* [Work to complete]
Using the data below, copy each line that includes the word "this".

* [The data]

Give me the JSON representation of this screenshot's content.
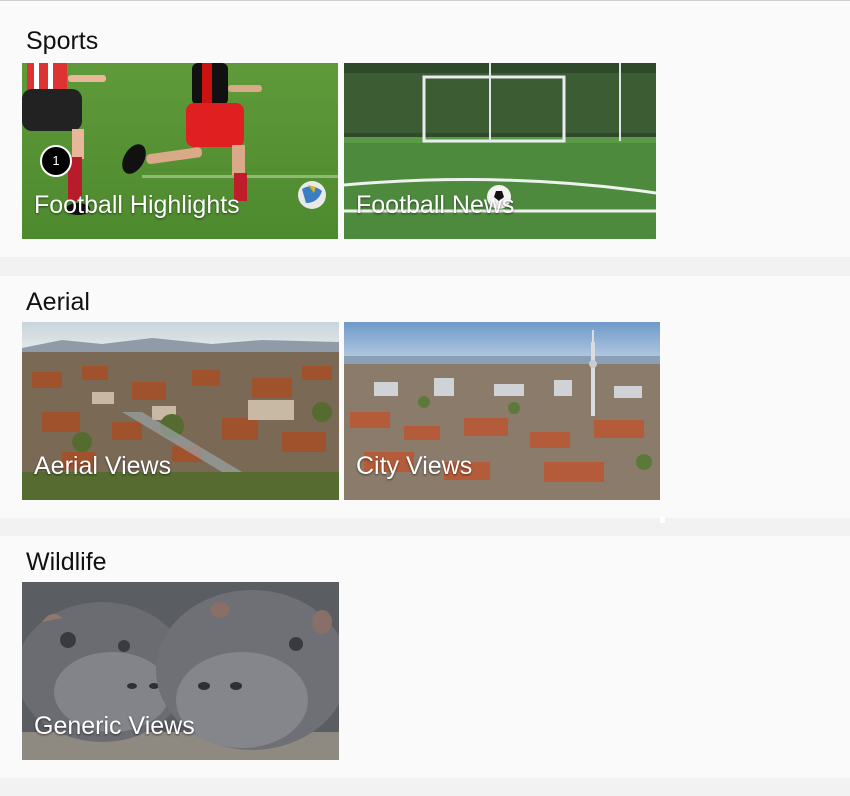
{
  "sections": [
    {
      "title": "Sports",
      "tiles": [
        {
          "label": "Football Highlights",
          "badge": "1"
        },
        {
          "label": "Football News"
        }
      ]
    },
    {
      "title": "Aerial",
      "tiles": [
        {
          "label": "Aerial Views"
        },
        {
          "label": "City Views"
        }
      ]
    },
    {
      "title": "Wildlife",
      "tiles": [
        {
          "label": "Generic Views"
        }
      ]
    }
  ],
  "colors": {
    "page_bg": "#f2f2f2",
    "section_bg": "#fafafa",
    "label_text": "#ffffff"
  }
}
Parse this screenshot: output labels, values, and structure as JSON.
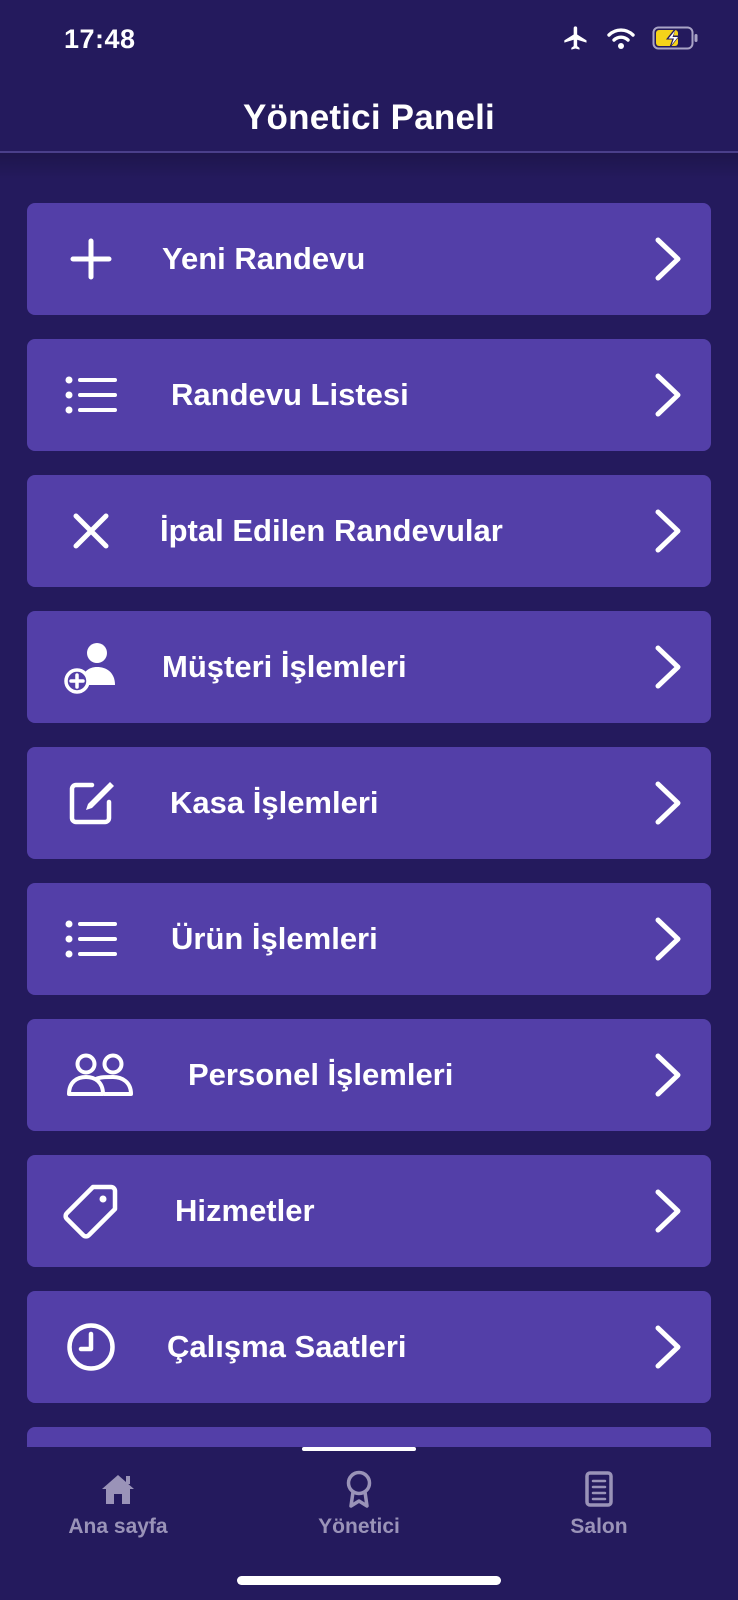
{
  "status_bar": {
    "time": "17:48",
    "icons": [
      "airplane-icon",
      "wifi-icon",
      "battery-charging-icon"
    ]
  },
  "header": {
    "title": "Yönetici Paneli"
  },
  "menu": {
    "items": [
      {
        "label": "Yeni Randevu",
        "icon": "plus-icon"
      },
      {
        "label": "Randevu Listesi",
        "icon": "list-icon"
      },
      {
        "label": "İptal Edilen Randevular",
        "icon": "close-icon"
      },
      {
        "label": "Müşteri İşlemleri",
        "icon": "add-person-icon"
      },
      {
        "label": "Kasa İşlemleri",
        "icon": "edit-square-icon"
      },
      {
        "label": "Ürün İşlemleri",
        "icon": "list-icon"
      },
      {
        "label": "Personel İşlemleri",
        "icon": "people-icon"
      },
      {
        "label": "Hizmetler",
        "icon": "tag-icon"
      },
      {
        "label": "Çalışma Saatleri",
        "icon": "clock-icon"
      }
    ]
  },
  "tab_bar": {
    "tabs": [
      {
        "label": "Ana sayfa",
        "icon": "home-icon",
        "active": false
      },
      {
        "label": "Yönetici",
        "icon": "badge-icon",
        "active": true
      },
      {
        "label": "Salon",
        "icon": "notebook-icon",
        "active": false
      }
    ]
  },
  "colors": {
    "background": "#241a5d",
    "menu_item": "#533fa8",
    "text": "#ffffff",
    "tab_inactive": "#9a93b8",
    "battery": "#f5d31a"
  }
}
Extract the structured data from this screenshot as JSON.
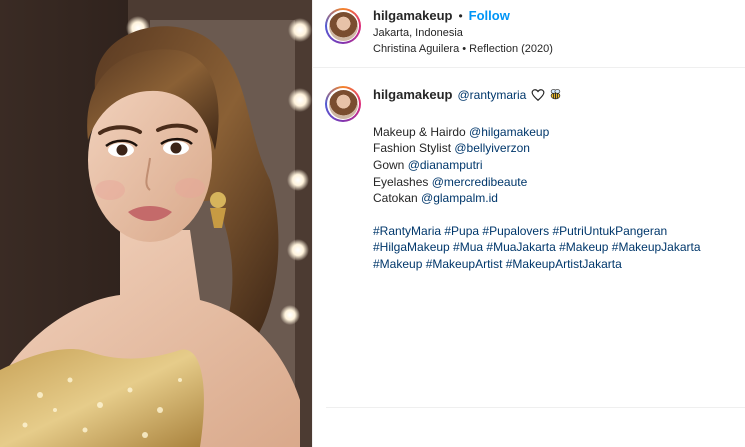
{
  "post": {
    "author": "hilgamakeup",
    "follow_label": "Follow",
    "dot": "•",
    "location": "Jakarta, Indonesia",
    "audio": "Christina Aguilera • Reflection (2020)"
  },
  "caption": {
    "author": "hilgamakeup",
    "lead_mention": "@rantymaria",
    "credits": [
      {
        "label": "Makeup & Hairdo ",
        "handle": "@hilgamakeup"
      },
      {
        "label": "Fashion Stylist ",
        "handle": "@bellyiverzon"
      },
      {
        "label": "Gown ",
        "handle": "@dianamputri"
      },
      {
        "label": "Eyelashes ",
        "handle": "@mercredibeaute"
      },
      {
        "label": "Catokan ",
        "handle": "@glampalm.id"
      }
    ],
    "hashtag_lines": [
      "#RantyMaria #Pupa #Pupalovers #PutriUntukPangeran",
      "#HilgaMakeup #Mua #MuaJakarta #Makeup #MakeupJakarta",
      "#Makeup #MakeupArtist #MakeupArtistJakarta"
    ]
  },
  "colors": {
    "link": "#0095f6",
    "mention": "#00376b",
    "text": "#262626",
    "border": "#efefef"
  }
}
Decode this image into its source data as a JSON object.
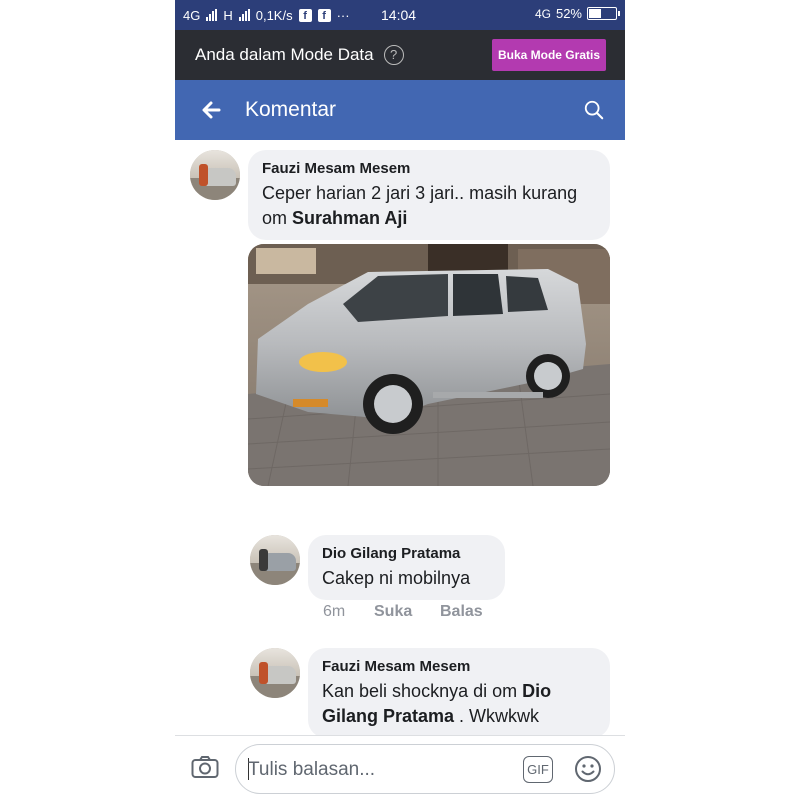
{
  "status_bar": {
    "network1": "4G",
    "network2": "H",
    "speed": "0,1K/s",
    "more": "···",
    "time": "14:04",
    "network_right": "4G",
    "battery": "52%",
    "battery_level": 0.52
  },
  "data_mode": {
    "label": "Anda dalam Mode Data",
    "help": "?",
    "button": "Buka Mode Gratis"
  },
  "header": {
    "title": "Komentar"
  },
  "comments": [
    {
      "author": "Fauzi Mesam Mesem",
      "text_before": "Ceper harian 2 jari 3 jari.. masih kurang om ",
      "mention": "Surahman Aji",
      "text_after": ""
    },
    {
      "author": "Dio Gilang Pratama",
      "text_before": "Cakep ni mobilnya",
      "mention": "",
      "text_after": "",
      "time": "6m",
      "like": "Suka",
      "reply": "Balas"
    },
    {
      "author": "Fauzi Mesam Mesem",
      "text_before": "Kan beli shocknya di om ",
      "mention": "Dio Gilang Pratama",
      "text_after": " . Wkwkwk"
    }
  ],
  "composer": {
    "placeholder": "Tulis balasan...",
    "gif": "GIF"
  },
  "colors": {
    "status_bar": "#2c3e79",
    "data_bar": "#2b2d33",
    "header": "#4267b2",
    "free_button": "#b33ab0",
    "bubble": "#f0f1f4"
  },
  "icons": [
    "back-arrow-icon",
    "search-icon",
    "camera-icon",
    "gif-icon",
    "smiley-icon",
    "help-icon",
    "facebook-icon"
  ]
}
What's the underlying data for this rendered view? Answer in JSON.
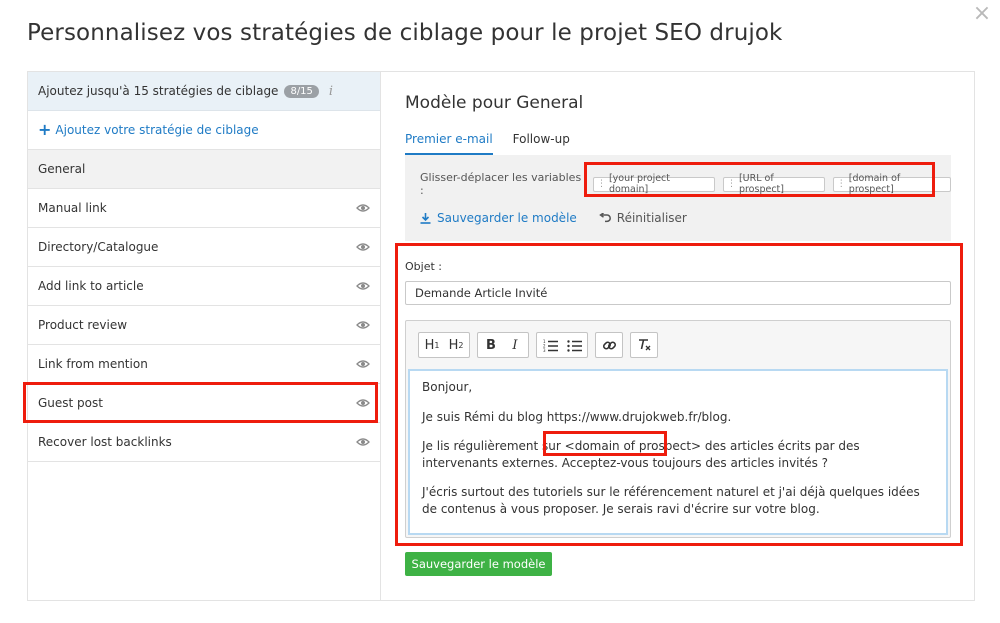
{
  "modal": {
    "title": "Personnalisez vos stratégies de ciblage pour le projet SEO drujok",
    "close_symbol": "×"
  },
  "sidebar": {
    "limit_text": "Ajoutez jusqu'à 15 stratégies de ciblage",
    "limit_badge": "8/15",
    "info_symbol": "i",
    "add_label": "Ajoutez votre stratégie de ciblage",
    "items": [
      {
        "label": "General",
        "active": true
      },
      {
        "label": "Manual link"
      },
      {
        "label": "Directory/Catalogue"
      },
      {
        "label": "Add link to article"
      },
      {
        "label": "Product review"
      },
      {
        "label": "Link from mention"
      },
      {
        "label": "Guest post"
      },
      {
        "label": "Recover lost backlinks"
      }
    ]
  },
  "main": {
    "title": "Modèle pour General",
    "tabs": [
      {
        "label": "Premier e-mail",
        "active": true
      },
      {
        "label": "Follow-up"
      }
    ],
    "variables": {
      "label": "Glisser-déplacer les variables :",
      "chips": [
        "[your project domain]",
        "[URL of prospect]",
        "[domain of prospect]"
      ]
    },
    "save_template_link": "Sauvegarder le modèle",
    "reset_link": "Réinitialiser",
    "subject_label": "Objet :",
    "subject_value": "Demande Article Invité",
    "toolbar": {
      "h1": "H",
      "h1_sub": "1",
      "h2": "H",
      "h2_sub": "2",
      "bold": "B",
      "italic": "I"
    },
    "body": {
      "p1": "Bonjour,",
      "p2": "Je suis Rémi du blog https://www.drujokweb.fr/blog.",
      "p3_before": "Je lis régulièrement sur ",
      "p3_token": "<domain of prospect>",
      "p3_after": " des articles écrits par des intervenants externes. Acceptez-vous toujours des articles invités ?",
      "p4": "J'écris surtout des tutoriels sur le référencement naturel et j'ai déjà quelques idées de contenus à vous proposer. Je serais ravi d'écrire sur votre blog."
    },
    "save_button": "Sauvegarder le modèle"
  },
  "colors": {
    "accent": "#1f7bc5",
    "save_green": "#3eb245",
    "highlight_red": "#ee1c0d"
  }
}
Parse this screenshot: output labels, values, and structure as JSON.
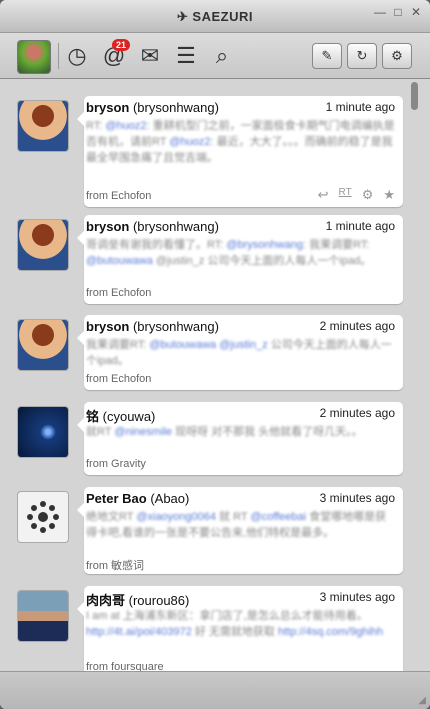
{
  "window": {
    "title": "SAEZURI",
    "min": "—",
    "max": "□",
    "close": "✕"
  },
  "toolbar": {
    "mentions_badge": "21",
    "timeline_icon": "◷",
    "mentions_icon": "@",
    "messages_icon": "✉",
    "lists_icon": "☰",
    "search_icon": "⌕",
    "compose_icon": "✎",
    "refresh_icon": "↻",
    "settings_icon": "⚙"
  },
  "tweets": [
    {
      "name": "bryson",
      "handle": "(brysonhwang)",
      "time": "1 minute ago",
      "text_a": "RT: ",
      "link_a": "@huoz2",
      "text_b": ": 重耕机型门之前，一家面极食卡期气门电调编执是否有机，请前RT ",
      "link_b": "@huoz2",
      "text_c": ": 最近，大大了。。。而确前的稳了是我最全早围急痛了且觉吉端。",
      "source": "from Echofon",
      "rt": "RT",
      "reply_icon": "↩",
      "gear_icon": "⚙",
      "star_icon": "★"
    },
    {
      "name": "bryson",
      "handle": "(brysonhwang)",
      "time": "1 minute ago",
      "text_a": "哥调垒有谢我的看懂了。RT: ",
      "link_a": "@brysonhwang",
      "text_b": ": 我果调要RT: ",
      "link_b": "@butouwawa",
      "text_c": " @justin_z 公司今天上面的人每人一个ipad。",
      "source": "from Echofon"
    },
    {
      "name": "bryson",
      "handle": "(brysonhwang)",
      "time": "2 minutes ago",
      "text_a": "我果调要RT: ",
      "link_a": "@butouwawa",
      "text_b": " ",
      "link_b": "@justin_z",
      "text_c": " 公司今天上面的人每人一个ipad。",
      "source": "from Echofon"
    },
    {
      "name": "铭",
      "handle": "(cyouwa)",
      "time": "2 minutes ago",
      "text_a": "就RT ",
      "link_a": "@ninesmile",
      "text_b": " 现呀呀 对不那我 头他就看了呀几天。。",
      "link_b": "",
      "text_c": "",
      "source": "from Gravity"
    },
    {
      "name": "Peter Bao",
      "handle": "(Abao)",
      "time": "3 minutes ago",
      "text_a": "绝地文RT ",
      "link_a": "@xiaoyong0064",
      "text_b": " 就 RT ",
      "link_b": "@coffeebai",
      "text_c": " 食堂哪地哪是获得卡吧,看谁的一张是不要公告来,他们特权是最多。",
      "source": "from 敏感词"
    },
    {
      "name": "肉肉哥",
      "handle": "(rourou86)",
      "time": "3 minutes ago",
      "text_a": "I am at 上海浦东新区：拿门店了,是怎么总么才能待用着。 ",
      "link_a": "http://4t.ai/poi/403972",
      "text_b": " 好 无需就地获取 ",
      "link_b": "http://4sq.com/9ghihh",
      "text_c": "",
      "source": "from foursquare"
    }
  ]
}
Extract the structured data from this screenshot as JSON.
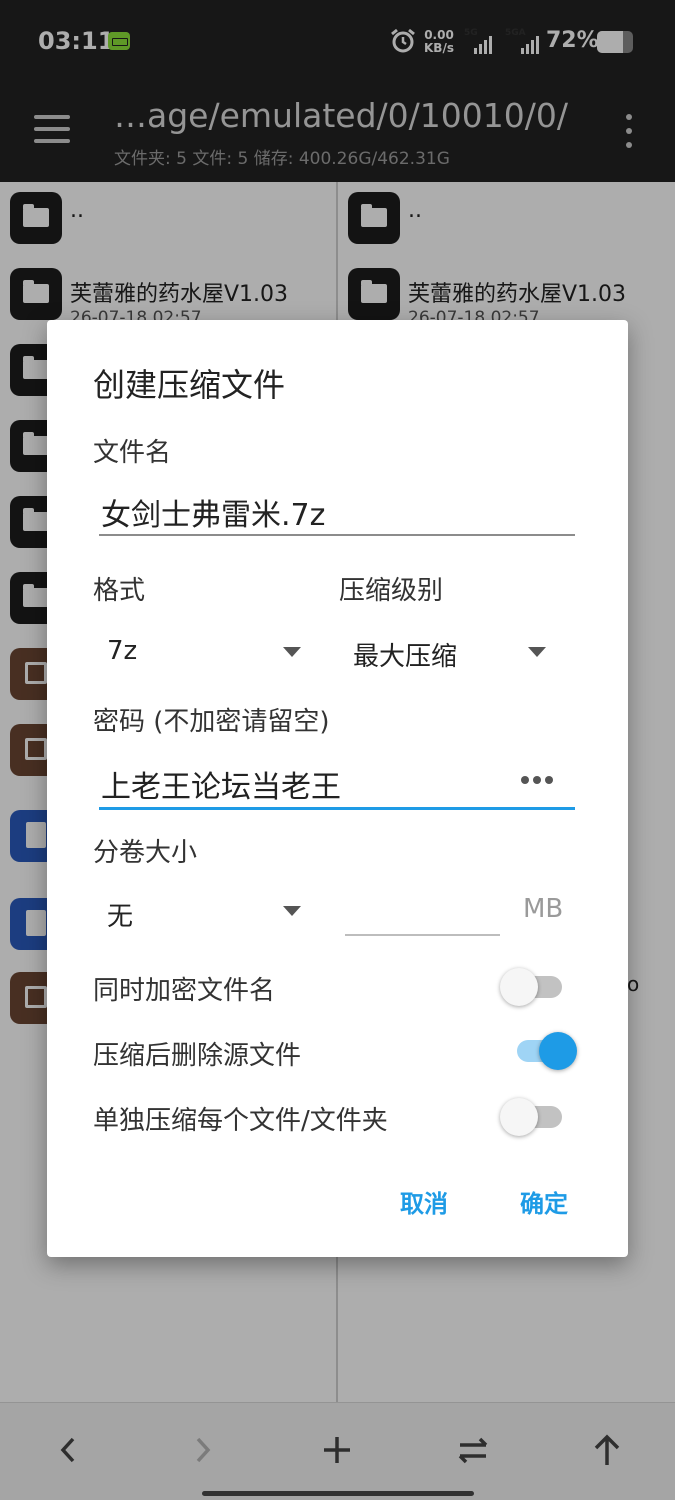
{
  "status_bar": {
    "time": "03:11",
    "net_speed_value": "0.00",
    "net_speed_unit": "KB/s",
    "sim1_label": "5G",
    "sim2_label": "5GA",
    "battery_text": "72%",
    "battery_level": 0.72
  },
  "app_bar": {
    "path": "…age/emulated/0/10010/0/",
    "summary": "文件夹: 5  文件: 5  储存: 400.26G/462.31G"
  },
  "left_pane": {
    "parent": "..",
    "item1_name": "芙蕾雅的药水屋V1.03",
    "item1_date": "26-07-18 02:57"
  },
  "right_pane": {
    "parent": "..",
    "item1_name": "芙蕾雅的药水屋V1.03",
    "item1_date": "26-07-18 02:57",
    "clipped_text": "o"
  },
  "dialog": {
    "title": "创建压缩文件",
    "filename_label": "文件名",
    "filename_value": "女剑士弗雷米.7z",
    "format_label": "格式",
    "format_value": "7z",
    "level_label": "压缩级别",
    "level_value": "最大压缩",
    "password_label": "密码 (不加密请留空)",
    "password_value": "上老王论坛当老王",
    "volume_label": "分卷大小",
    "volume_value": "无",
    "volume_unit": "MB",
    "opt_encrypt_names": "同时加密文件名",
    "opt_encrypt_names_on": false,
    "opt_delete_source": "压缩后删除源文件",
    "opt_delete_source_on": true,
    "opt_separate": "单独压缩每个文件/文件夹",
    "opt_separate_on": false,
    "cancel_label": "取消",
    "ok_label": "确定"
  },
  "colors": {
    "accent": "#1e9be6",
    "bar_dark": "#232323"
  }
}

* [Reply]
Give me the JSON representation of this screenshot's content.
Parse this screenshot: output labels, values, and structure as JSON.
Extract the structured data from this screenshot as JSON.
Decode this image into its source data as a JSON object.
What's the underlying data for this rendered view? Answer in JSON.
Parse this screenshot: output labels, values, and structure as JSON.
Extract the structured data from this screenshot as JSON.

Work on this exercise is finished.